[Entries from a dataset of interfaces]

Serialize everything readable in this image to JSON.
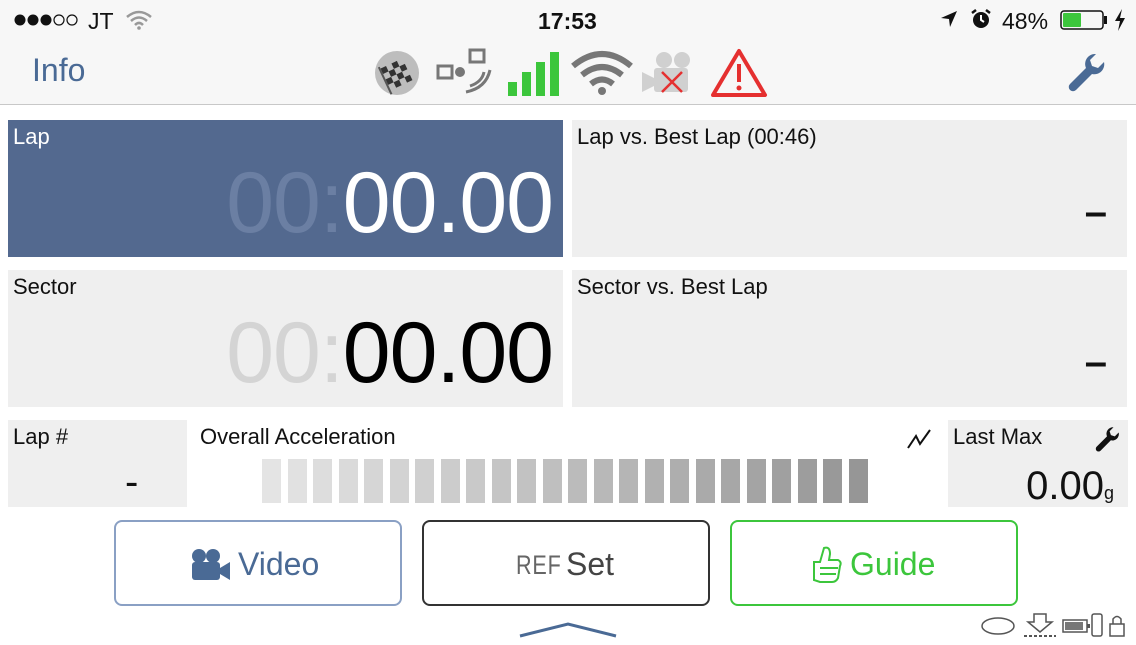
{
  "status_bar": {
    "carrier": "JT",
    "time": "17:53",
    "battery_percent": "48%",
    "battery_level": 0.48,
    "signal_dots_filled": 3,
    "signal_dots_total": 5
  },
  "toolbar": {
    "info_label": "Info",
    "icons": [
      "checkered-flag-icon",
      "satellite-icon",
      "cell-signal-icon",
      "wifi-icon",
      "camera-disconnected-icon",
      "warning-icon",
      "wrench-icon"
    ],
    "signal_color": "#3cc63c",
    "warning_color": "#e53030"
  },
  "lap": {
    "label": "Lap",
    "time_prefix": "00:",
    "time_value": "00.00",
    "bg_color": "#53698f"
  },
  "lap_vs_best": {
    "label": "Lap vs. Best Lap (00:46)",
    "value": "–"
  },
  "sector": {
    "label": "Sector",
    "time_prefix": "00:",
    "time_value": "00.00"
  },
  "sector_vs_best": {
    "label": "Sector vs. Best Lap",
    "value": "–"
  },
  "lap_number": {
    "label": "Lap #",
    "value": "-"
  },
  "acceleration": {
    "label": "Overall Acceleration",
    "segments": 24
  },
  "last_max": {
    "label": "Last Max",
    "value": "0.00",
    "unit": "g"
  },
  "buttons": {
    "video_label": "Video",
    "ref_prefix": "REF",
    "ref_label": "Set",
    "guide_label": "Guide",
    "guide_color": "#3cc63c",
    "video_color": "#4a6a95"
  }
}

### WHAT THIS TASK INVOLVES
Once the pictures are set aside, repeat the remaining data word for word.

### EXERCISE RESULT
Serialize everything readable in this image to JSON.
{
  "status_bar": {
    "carrier": "JT",
    "time": "17:53",
    "battery_percent": "48%",
    "battery_level": 0.48,
    "signal_dots_filled": 3,
    "signal_dots_total": 5
  },
  "toolbar": {
    "info_label": "Info",
    "icons": [
      "checkered-flag-icon",
      "satellite-icon",
      "cell-signal-icon",
      "wifi-icon",
      "camera-disconnected-icon",
      "warning-icon",
      "wrench-icon"
    ],
    "signal_color": "#3cc63c",
    "warning_color": "#e53030"
  },
  "lap": {
    "label": "Lap",
    "time_prefix": "00:",
    "time_value": "00.00",
    "bg_color": "#53698f"
  },
  "lap_vs_best": {
    "label": "Lap vs. Best Lap (00:46)",
    "value": "–"
  },
  "sector": {
    "label": "Sector",
    "time_prefix": "00:",
    "time_value": "00.00"
  },
  "sector_vs_best": {
    "label": "Sector vs. Best Lap",
    "value": "–"
  },
  "lap_number": {
    "label": "Lap #",
    "value": "-"
  },
  "acceleration": {
    "label": "Overall Acceleration",
    "segments": 24
  },
  "last_max": {
    "label": "Last Max",
    "value": "0.00",
    "unit": "g"
  },
  "buttons": {
    "video_label": "Video",
    "ref_prefix": "REF",
    "ref_label": "Set",
    "guide_label": "Guide",
    "guide_color": "#3cc63c",
    "video_color": "#4a6a95"
  }
}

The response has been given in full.